Allah, the pagan Moon God
The Archeology of The Middle East
The religion of Islam has as its focus of worship a deity by the name of "Allah." The Muslims claim that Allah in pre-Islamic times was the biblical God of the Patriarchs, prophets, and apostles. The issue is thus one of continuity. Was "Allah" the biblical God or a pagan god in Arabia during pre-Islamic times? The Muslim's claim of continuity is essential to their attempt to convert Jews and Christians for if "Allah" is part of the flow of divine revelation in Scripture, then it is the next step in biblical religion. Thus we should all become Muslims. But, on the other hand, if Allah was a pre-Islamic pagan deity, then its core claim is refuted. Religious claims often fall before the results of hard sciences such as archeology. We can endlessly speculate about the past or go and dig it up and see what the evidence reveals. This is the only way to find out the truth concerning the origins of Allah. As we shall see, the hard evidence demonstrates that the god Allah was a pagan deity. In fact, he was the Moon-god who was married to the sun goddess and the stars were his daughters.
Archeologists have uncovered temples to the Moon-god throughout the Middle East. From the mountains of Turkey to the banks of the Nile, the most wide-spread religion of the ancient world was the worship of the Moon-god. In the first literate civilization, the Sumerians have left us thousands of clay tablets in which they described their religious beliefs. As demonstrated by Sjoberg and Hall, the ancient Sumerians worshipped a Moon-god who was called many different names. The most popular names were Nanna, Suen and Asimbabbar. His symbol was the crescent moon. Given the amount of artifacts concerning the worship of this Moon-god, it is clear that this was the dominant religion in Sumeria. The cult of the Moon-god was the most popular religion throughout ancient Mesopotamia. The Assyrians, Babylonians, and the Akkadians took the word Suen and transformed it into the word Sin as their favorite name for the Moon-god. As Prof. Potts pointed out, "Sin is a name essentially Sumerian in origin which had been borrowed by the Semites."
(ăl´e, ä´le) , [Arab.,=the God]. Derived from an old Semitic root refering to the Divine and used in the Canaanite El, the Mesopotamian ilu, and the biblical Elohim, the word Allah is used by all Arabic-speaking Muslims, Christians, Jews, and others. Allah, as a deity, was probably known in pre-Islamic Arabia. Arabic chronicles suggest a pre-Islamic recognition of Allah as a supreme God, with the three goddesses al-Lat, al-Uzza, and Manat as his “daughters.” The Prophet Muhammad, declaring Allah the God of Abraham, demanded a return to a strict monotheism. Islam supplements Allah as the name of God with the 99 most beautiful names ( asma Allah al-husna ), understood as nondescriptive mnemonic guides to the Divine attributes.

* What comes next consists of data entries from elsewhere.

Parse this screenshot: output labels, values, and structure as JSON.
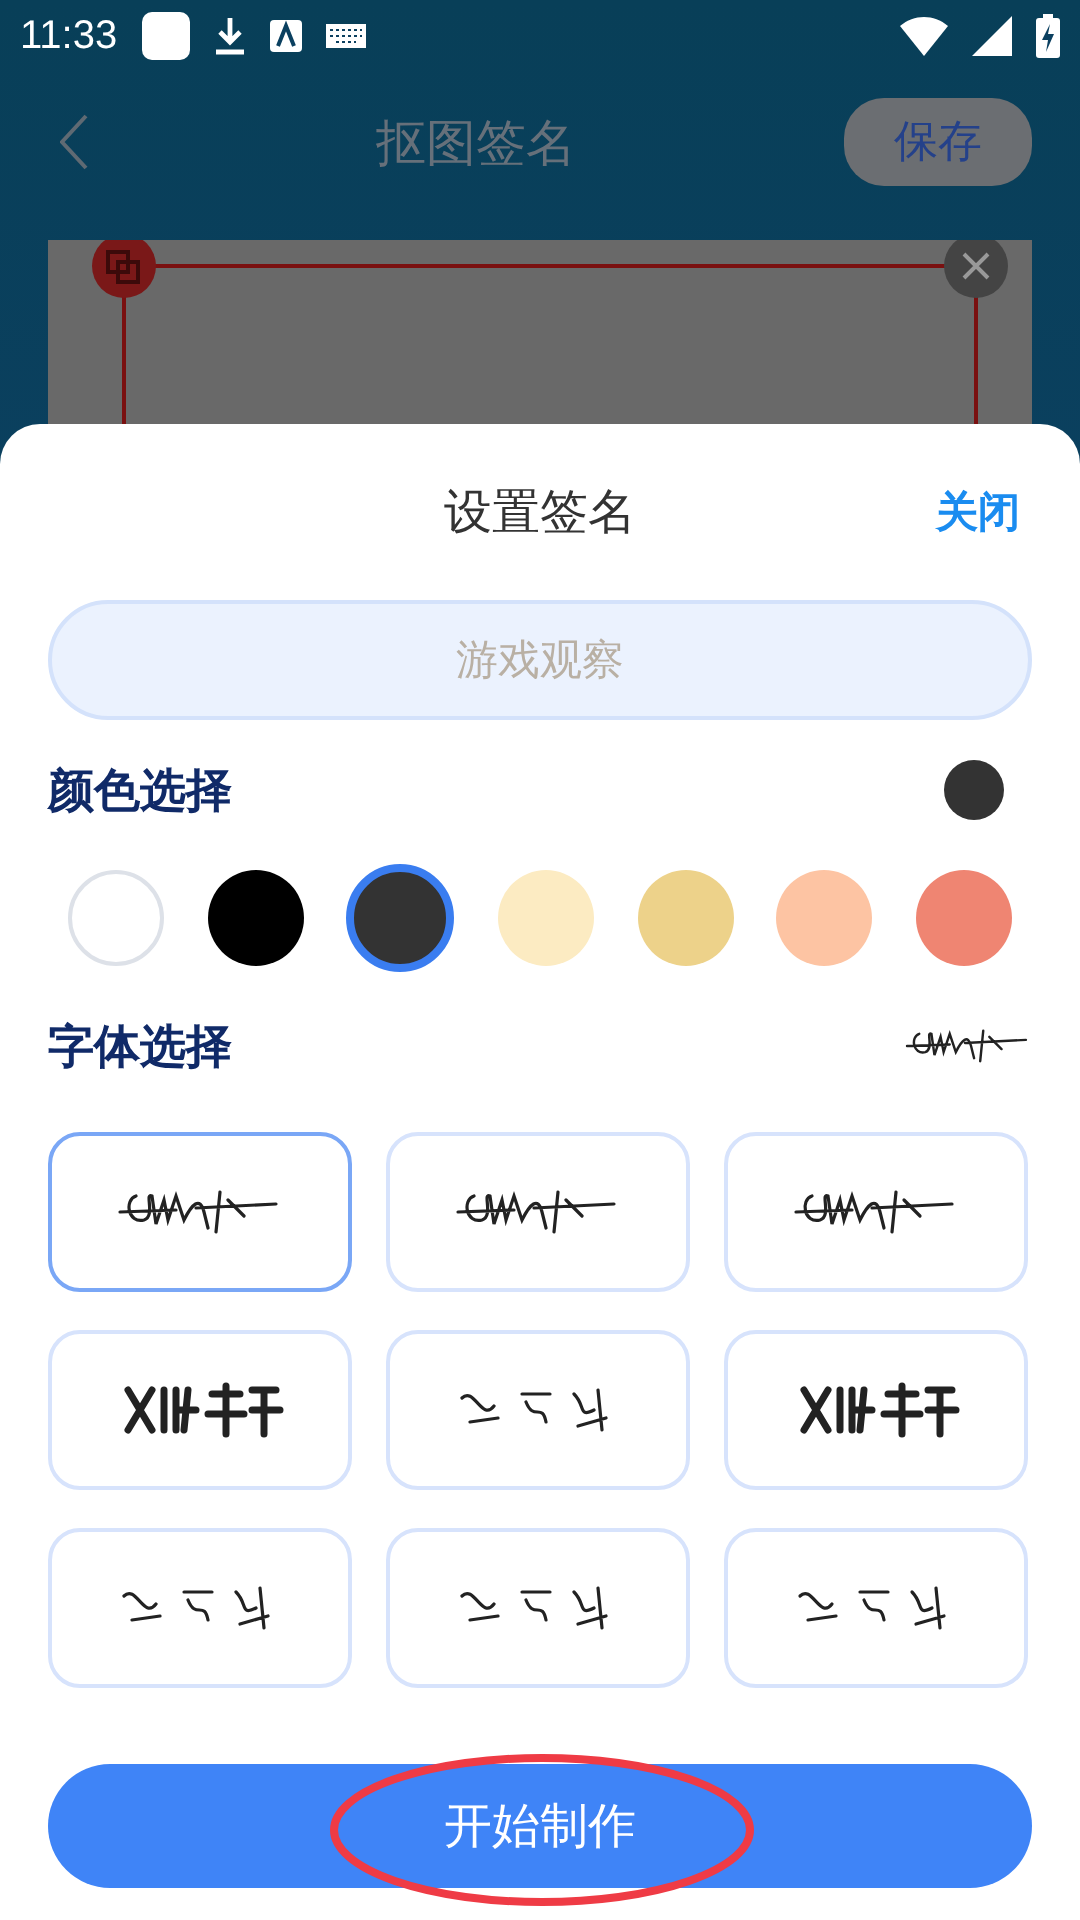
{
  "status_bar": {
    "time": "11:33"
  },
  "header": {
    "title": "抠图签名",
    "save_label": "保存"
  },
  "sheet": {
    "title": "设置签名",
    "close_label": "关闭"
  },
  "name_field": {
    "value": "游戏观察"
  },
  "color_section": {
    "title": "颜色选择",
    "preview": {
      "color": "#333333"
    },
    "swatches": [
      {
        "color": "#ffffff",
        "outlined": true,
        "selected": false
      },
      {
        "color": "#000000",
        "outlined": false,
        "selected": false
      },
      {
        "color": "#333333",
        "outlined": false,
        "selected": true
      },
      {
        "color": "#fcebc2",
        "outlined": false,
        "selected": false
      },
      {
        "color": "#edd28a",
        "outlined": false,
        "selected": false
      },
      {
        "color": "#fdc4a3",
        "outlined": false,
        "selected": false
      },
      {
        "color": "#ef8572",
        "outlined": false,
        "selected": false
      }
    ]
  },
  "font_section": {
    "title": "字体选择",
    "fonts": [
      {
        "kind": "scrawl",
        "selected": true
      },
      {
        "kind": "scrawl",
        "selected": false
      },
      {
        "kind": "scrawl",
        "selected": false
      },
      {
        "kind": "print",
        "selected": false
      },
      {
        "kind": "brush",
        "selected": false
      },
      {
        "kind": "print",
        "selected": false
      },
      {
        "kind": "brush",
        "selected": false
      },
      {
        "kind": "brush",
        "selected": false
      },
      {
        "kind": "brush",
        "selected": false
      }
    ]
  },
  "start_button": {
    "label": "开始制作"
  }
}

Bibliography: See S. Friedlander, Ninety-Nine Names of Allah (1978).